The power of sports also lies in creating an opportunity to realize a society that promotes the equality of the sexes. We have recently learned of the dissatisfaction expressed by South Africa’s women’s national soccer team, Banyana Banyana, as they boycotted their send-off match against Botswana on the 2nd of July 2023. Reports cited that the team’s grievances were related to the unsuitable nature of the arranged venue in Tsakane, stipulating that the field was not suitable for an international game. Reports also stated that other grievances of the team were over financial arrangements. The fight for equal recognition and pay in sports for all genders has been ongoing for a while, which again is proof of how the adequate use of sports can bridge social and economic disparities not just on a racial front but also from a gender perspective.
Our country’s young people are faced with a variety of challenges and frustrations, ranging from unemployment to a high rate of HIV and STI acquisition. It is true that we still have a long way to go as a country to realize a restored society, however, there is plenty that we can all do to actively push our country forward. Legends like the late Nelson Mandela and Clive Barker have shown us that regardless of the circumstances, success can be attained through the consistency, focus, and discipline that sports offer. I implore all active and productive citizens to take heart and take it upon themselves to support our national sports teams such as Banyana Banyana in the upcoming 2023 FIFA Women’s World Cup and youth sports development initiatives. Donating time to coaching and mentoring young people in your community, sharing youth sports initiatives on social media platforms, attending local youth sports tournaments, and financially supporting these initiatives will help push the agenda of the restoration of South African youth forward.
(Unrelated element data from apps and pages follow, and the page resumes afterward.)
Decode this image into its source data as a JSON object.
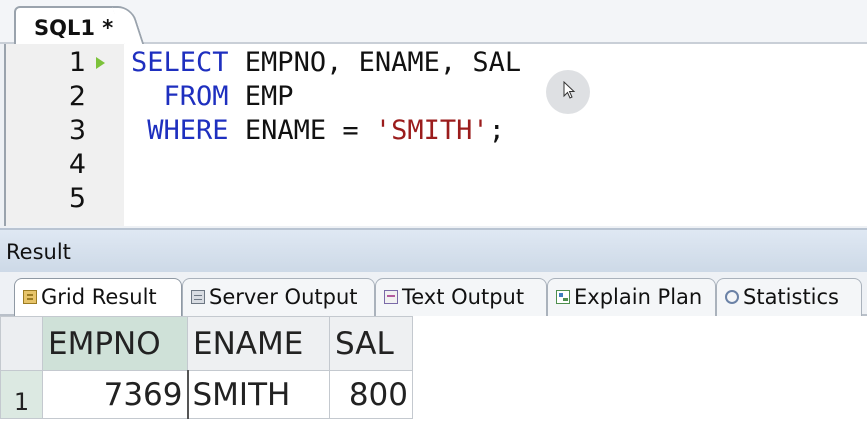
{
  "editor": {
    "tab_label": "SQL1 *",
    "lines": [
      {
        "num": "1",
        "parts": [
          {
            "cls": "kw",
            "text": "SELECT "
          },
          {
            "cls": "",
            "text": "EMPNO, ENAME, SAL"
          }
        ]
      },
      {
        "num": "2",
        "parts": [
          {
            "cls": "",
            "text": "  "
          },
          {
            "cls": "kw",
            "text": "FROM "
          },
          {
            "cls": "",
            "text": "EMP"
          }
        ]
      },
      {
        "num": "3",
        "parts": [
          {
            "cls": "",
            "text": " "
          },
          {
            "cls": "kw",
            "text": "WHERE "
          },
          {
            "cls": "",
            "text": "ENAME = "
          },
          {
            "cls": "str",
            "text": "'SMITH'"
          },
          {
            "cls": "",
            "text": ";"
          }
        ]
      },
      {
        "num": "4",
        "parts": []
      },
      {
        "num": "5",
        "parts": []
      }
    ]
  },
  "result": {
    "title": "Result",
    "tabs": [
      {
        "label": "Grid Result",
        "icon": "grid-result-icon",
        "active": true
      },
      {
        "label": "Server Output",
        "icon": "server-output-icon",
        "active": false
      },
      {
        "label": "Text Output",
        "icon": "text-output-icon",
        "active": false
      },
      {
        "label": "Explain Plan",
        "icon": "explain-plan-icon",
        "active": false
      },
      {
        "label": "Statistics",
        "icon": "statistics-icon",
        "active": false
      }
    ],
    "grid": {
      "columns": [
        "EMPNO",
        "ENAME",
        "SAL"
      ],
      "rows": [
        {
          "row_num": "1",
          "cells": [
            "7369",
            "SMITH",
            "800"
          ]
        }
      ]
    }
  },
  "colors": {
    "keyword": "#1e2fbf",
    "string": "#9b1c1c",
    "exec_marker": "#7cc23a",
    "selected_header": "#cfe1d8"
  }
}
Afrika Tikkun: https://afrikatikkun.ci.hr/applicant/index.php?
The African Sports and Scholastic initiative for students in townships: http://www.theassist.org/
My SAFA (Banyana Banyana): https://www.safa.net/banyana-banyana/
About the author:
Nontsikelelo “Ntsiki” Khunju is a member of ACTIVATE! Change Drivers writers hub, she is a content creator, narrator, and spoken word artist.